The report noted that tech companies often use content moderation tools to remove or flag extremist content after it’s already spread. They should change their algorithms and products to ensure they aren’t encouraging the content in the first place, the report recommended.

“The rise in domestic terrorism can be partially attributed to the proliferation of extremist content on social media platforms and the failure of companies to effectively limit it in favor of action that increase engagement on their platforms,” the report concluded.

Copyright © The Associated Press. All rights reserved.

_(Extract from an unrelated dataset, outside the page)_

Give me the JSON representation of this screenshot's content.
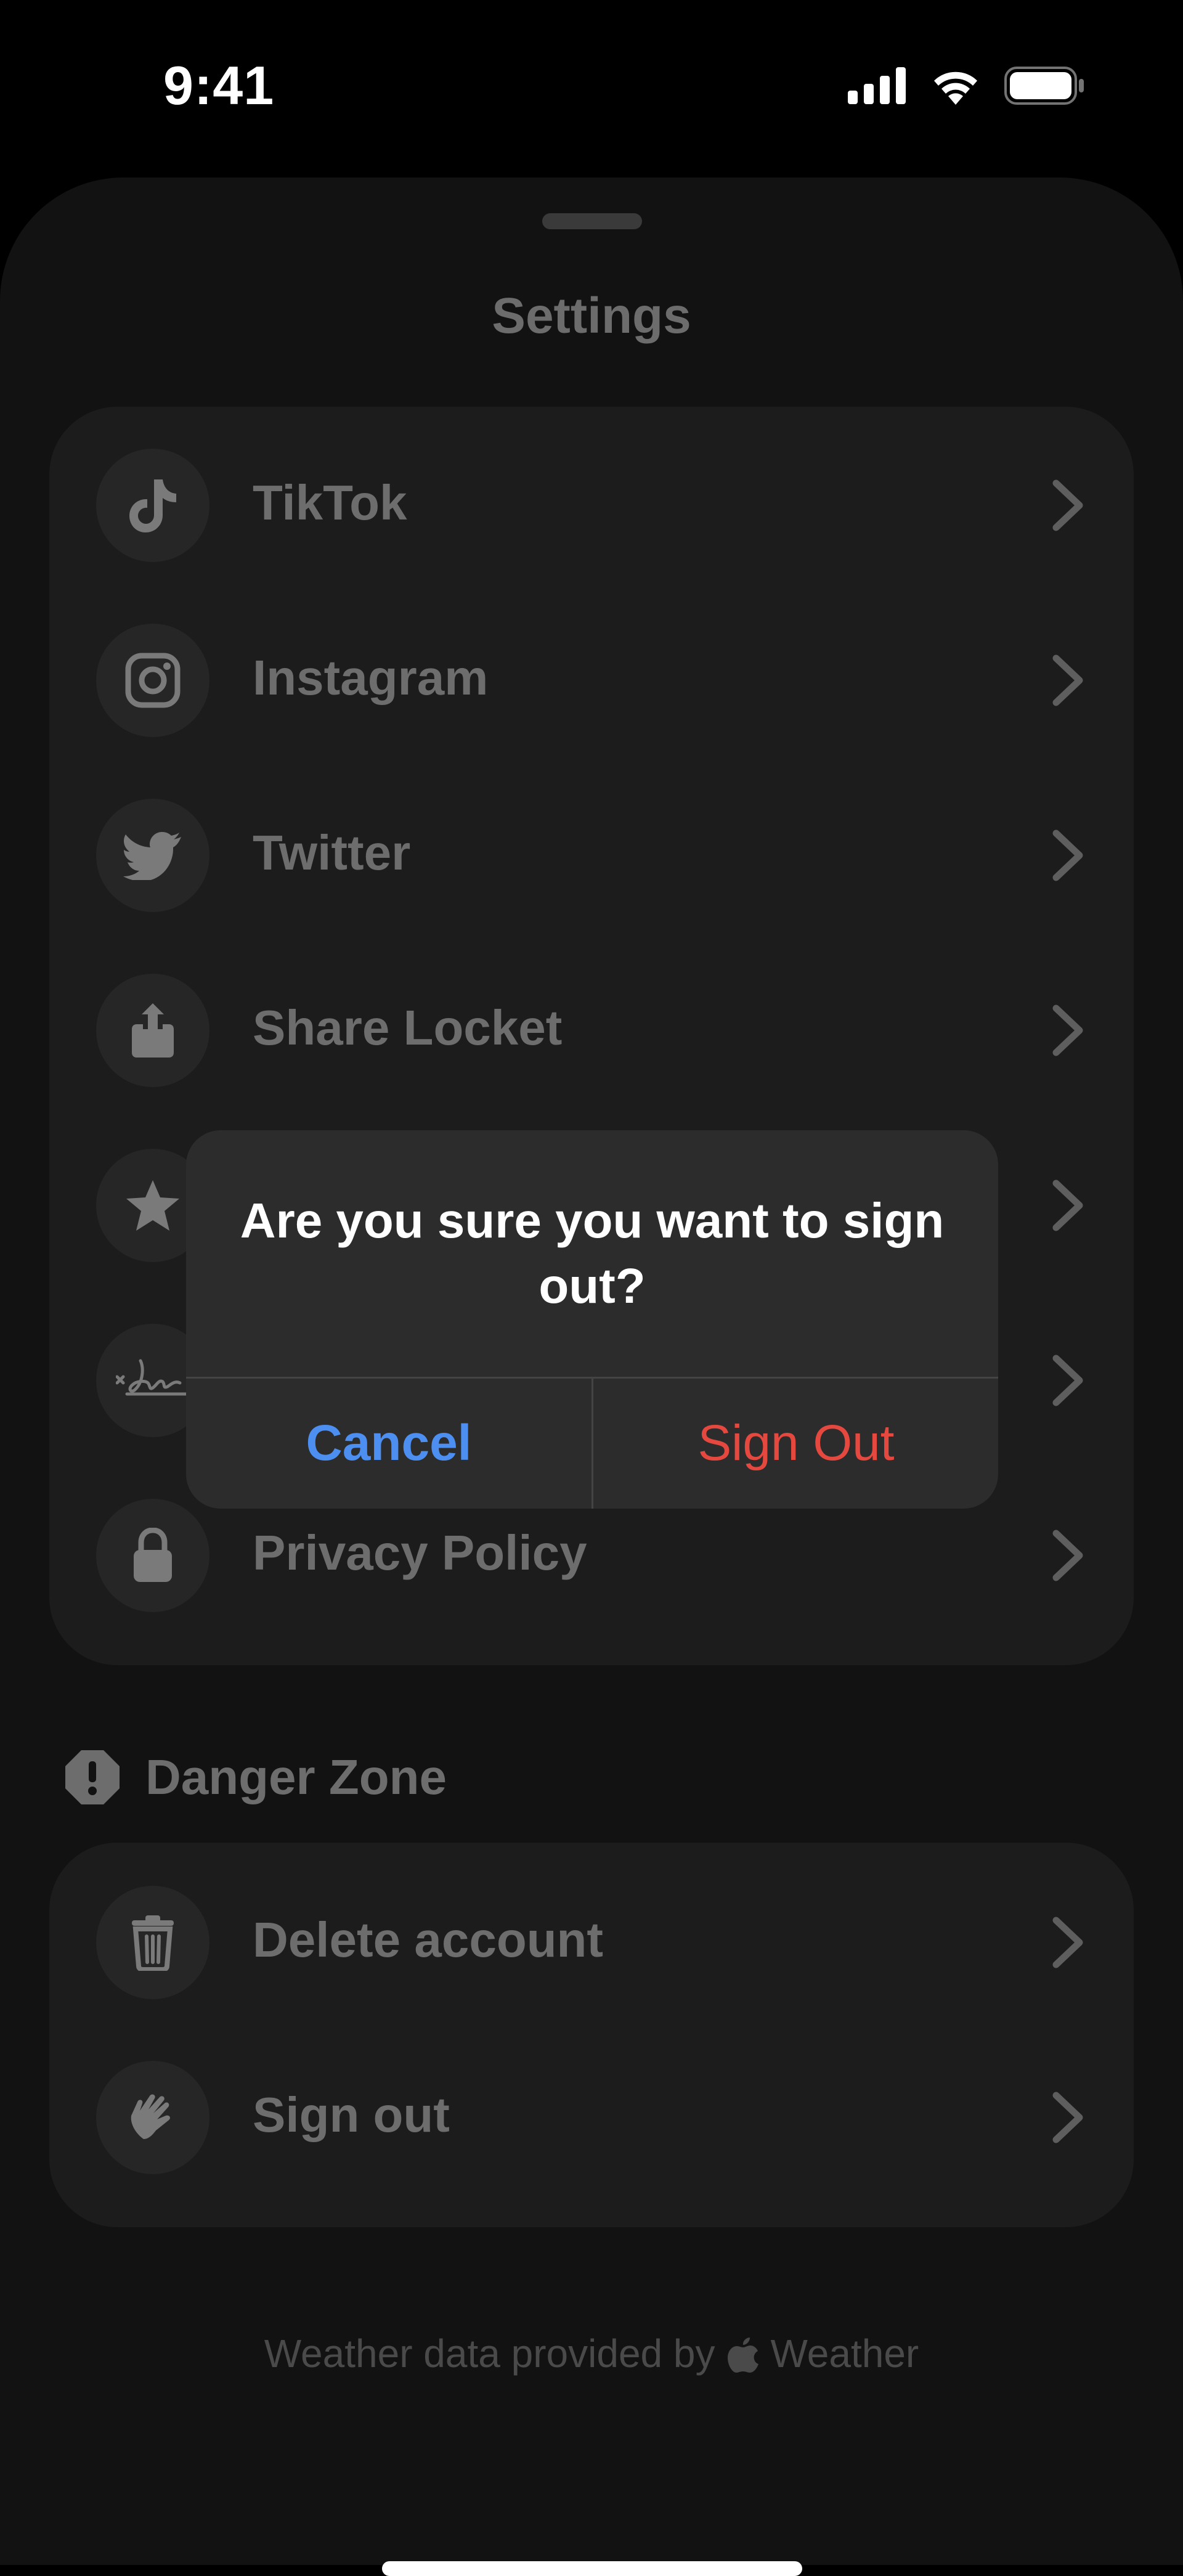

This material may not be published, broadcast, rewritten or redistributed.

AP

FILE - Facebook's Meta logo sign is seen at the company headquarters in Menlo Park, Calif., on, Oct...
Associated Press

Meta oversight board urges changes to VIP moderation system

LONDON (AP) — Facebook parent Meta’s quasi-independent oversight board said Tuesday that an internal system that exempted high-profile users, including former U.S. President Donald Trump, from some or all of its content moderation rules needs a major overhaul. The report by the Oversight Board, which was more than a year in the making, said the […]
7 hours ago
Associated Press

Pope tightens oversight of Vatican-linked foundations

VATICAN CITY (AP) — Pope Francis on Tuesday tightened control and oversight over Vatican-based foundations and associations in his latest effort to impose international standards of accounting and governance on Vatican offices and affiliated entities. A new law aims to bring the Holy See into further compliance with recommendations from the Council of Europe’s Moneyval […]
7 hours ago
FILE -  Kirstie Alley attends the premiere of HBO's "Girls" on Jan. 5, 2015, in New York.  Alley, a...
Associated Press

Kirstie Alley, Emmy-winning ‘Cheers’ star, dies at 71

Kirstie Alley, a two-time Emmy winner whose roles on the TV megahit "Cheers" and in the "Look Who's Talking" films made her one of the biggest stars in American comedy in the late 1980s and early 1990s, died Monday. She was 71.
7 hours ago
FILE - A student visits a sensory room at Williams Elementary School, on Nov. 3, 2021, in Topeka, K...
Associated Press

Many kids are struggling. Is special education the answer?

The COVID-19 pandemic sent Heidi Whitney’s daughter into a tailspin. Suddenly the San Diego middle schooler was sleeping all day and awake all night. When in-person classes resumed, she was so anxious at times that she begged to come home early, telling the nurse her stomach hurt. Whitney tried to keep her daughter in class. […]
7 hours ago
Associated Press

Millennial Money: How credit can beat buy now, pay later

At first glance, a “buy now, pay later” plan’s promise of no interest or upfront fees can seem more appealing than a credit card’s terms. Dividing a transaction into, say, a pay-in-four installment plan sounds straightforward and manageable. Unlike credit cards, though, these plans lack certain consumer protections and are sometimes unpredictable. In this way, […]
7 hours ago
FILE - Then Economic revitalization minister, Yasutoshi Nishimura speaks during a press conference ...
Associated Press

Japan, Belgium to cooperate in chip production, development

TOKYO (AP) — A newly founded Japanese semiconductor company aiming to revive Japan’s chip industry will collaborate with a Belgian research organization in research and development of next-generation chips for production in Japan. Economy and Industry Minister Yasutoshi Nishimura told reporters Tuesday that the new company, Rapidus, which was launched last month by eight corporate […]
7 hours ago

Sponsored Articles

(Photo via MLB's Arizona Fall League / Twitter)...
Arizona Fall League

Top prospects to watch at this year’s Arizona Fall League

One of the most exciting elements of the MLB offseason is the Arizona Fall League, which began its 30th season Monday.
...
Quantum Fiber

Stream 4K and more with powerful, high-speed fiber internet

Picking which streaming services to subscribe to are difficult choices, and there is no room for internet that cannot handle increased demands.
...
SCHWARTZ LASER EYE CENTER

Key dates for Arizona sports fans to look forward to this fall

Fall brings new beginnings in different ways for Arizona’s professional sports teams like the Cardinals and Coyotes.
Feds, tech fall short on watching extremists, Senate says